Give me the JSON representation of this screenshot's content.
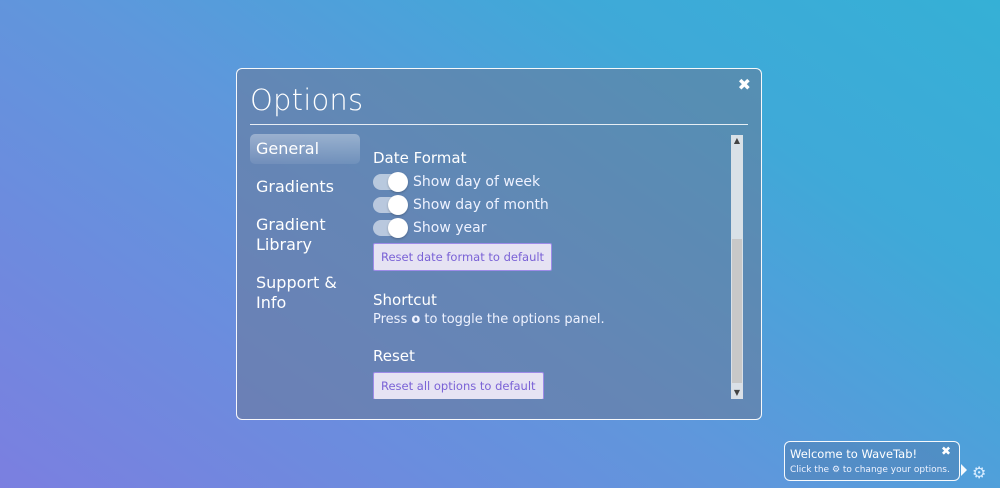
{
  "modal": {
    "title": "Options",
    "close_glyph": "✖"
  },
  "sidebar": {
    "items": [
      {
        "label": "General",
        "active": true
      },
      {
        "label": "Gradients"
      },
      {
        "label": "Gradient Library"
      },
      {
        "label": "Support & Info"
      }
    ]
  },
  "general": {
    "date_format": {
      "title": "Date Format",
      "toggles": [
        {
          "label": "Show day of week",
          "on": true
        },
        {
          "label": "Show day of month",
          "on": true
        },
        {
          "label": "Show year",
          "on": true
        }
      ],
      "reset_button": "Reset date format to default"
    },
    "shortcut": {
      "title": "Shortcut",
      "text_before": "Press ",
      "key": "o",
      "text_after": " to toggle the options panel."
    },
    "reset": {
      "title": "Reset",
      "button": "Reset all options to default"
    }
  },
  "welcome": {
    "title": "Welcome to WaveTab!",
    "close_glyph": "✖",
    "text_before": "Click the ",
    "text_after": " to change your options."
  },
  "icons": {
    "gear": "gear-icon",
    "close": "close-icon"
  }
}
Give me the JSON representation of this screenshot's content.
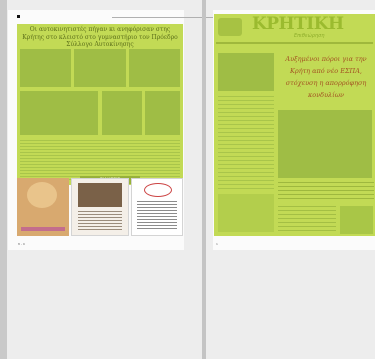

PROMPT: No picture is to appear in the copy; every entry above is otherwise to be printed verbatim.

EXERCISE ANSWER:
Give me the JSON representation of this screenshot's content.
{
  "modal": {
    "title": "Options",
    "close_glyph": "✖"
  },
  "sidebar": {
    "items": [
      {
        "label": "General",
        "active": true
      },
      {
        "label": "Gradients"
      },
      {
        "label": "Gradient Library"
      },
      {
        "label": "Support & Info"
      }
    ]
  },
  "general": {
    "date_format": {
      "title": "Date Format",
      "toggles": [
        {
          "label": "Show day of week",
          "on": true
        },
        {
          "label": "Show day of month",
          "on": true
        },
        {
          "label": "Show year",
          "on": true
        }
      ],
      "reset_button": "Reset date format to default"
    },
    "shortcut": {
      "title": "Shortcut",
      "text_before": "Press ",
      "key": "o",
      "text_after": " to toggle the options panel."
    },
    "reset": {
      "title": "Reset",
      "button": "Reset all options to default"
    }
  },
  "welcome": {
    "title": "Welcome to WaveTab!",
    "close_glyph": "✖",
    "text_before": "Click the ",
    "text_after": " to change your options."
  },
  "icons": {
    "gear": "gear-icon",
    "close": "close-icon"
  }
}
Give me the JSON representation of this screenshot's content.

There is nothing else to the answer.